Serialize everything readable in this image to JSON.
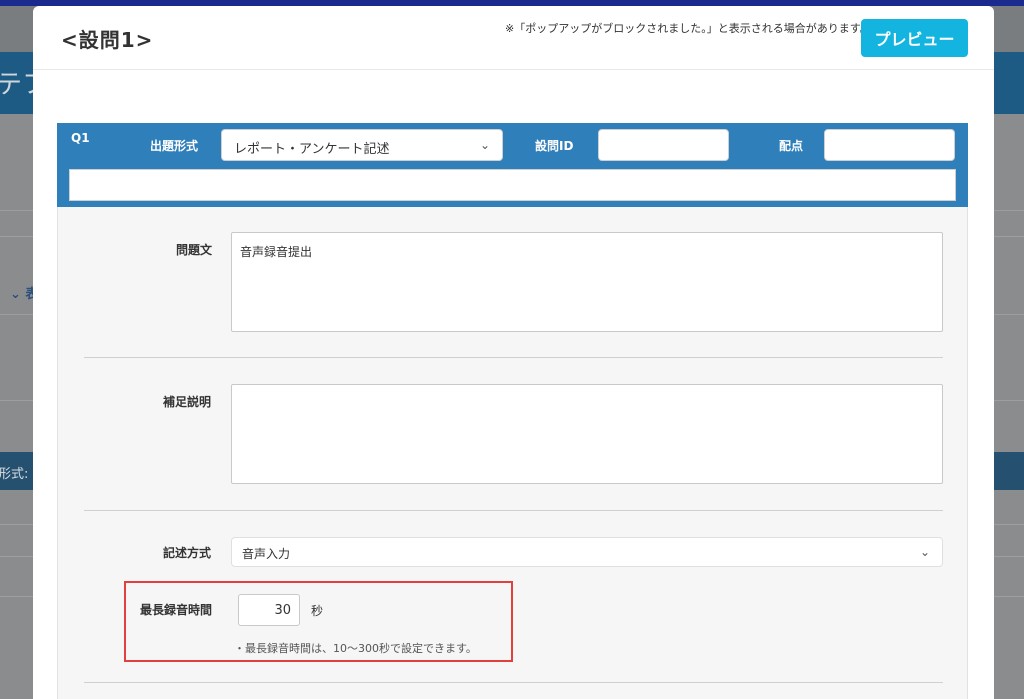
{
  "modal": {
    "title": "<設問1>",
    "note": "※「ポップアップがブロックされました。」と表示される場合があります。",
    "preview_label": "プレビュー"
  },
  "question": {
    "number": "Q1",
    "type_label": "出題形式",
    "type_value": "レポート・アンケート記述",
    "id_label": "設問ID",
    "id_value": "",
    "score_label": "配点",
    "score_value": ""
  },
  "fields": {
    "body_label": "問題文",
    "body_value": "音声録音提出",
    "supplement_label": "補足説明",
    "supplement_value": "",
    "method_label": "記述方式",
    "method_value": "音声入力",
    "max_time_label": "最長録音時間",
    "max_time_value": "30",
    "max_time_unit": "秒",
    "max_time_hint": "・最長録音時間は、10〜300秒で設定できます。"
  },
  "background": {
    "title_fragment": "テフ",
    "sort_fragment": "⌄ 表",
    "strip_fragment": "形式:"
  },
  "colors": {
    "accent": "#13b5e0",
    "question_header": "#2f7fbb",
    "highlight": "#e2403f"
  }
}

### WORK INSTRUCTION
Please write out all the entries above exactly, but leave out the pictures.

### ANSWER TO THIS PROBLEM
Serialize everything readable in this image to JSON.
{
  "modal": {
    "title": "<設問1>",
    "note": "※「ポップアップがブロックされました。」と表示される場合があります。",
    "preview_label": "プレビュー"
  },
  "question": {
    "number": "Q1",
    "type_label": "出題形式",
    "type_value": "レポート・アンケート記述",
    "id_label": "設問ID",
    "id_value": "",
    "score_label": "配点",
    "score_value": ""
  },
  "fields": {
    "body_label": "問題文",
    "body_value": "音声録音提出",
    "supplement_label": "補足説明",
    "supplement_value": "",
    "method_label": "記述方式",
    "method_value": "音声入力",
    "max_time_label": "最長録音時間",
    "max_time_value": "30",
    "max_time_unit": "秒",
    "max_time_hint": "・最長録音時間は、10〜300秒で設定できます。"
  },
  "background": {
    "title_fragment": "テフ",
    "sort_fragment": "⌄ 表",
    "strip_fragment": "形式:"
  },
  "colors": {
    "accent": "#13b5e0",
    "question_header": "#2f7fbb",
    "highlight": "#e2403f"
  }
}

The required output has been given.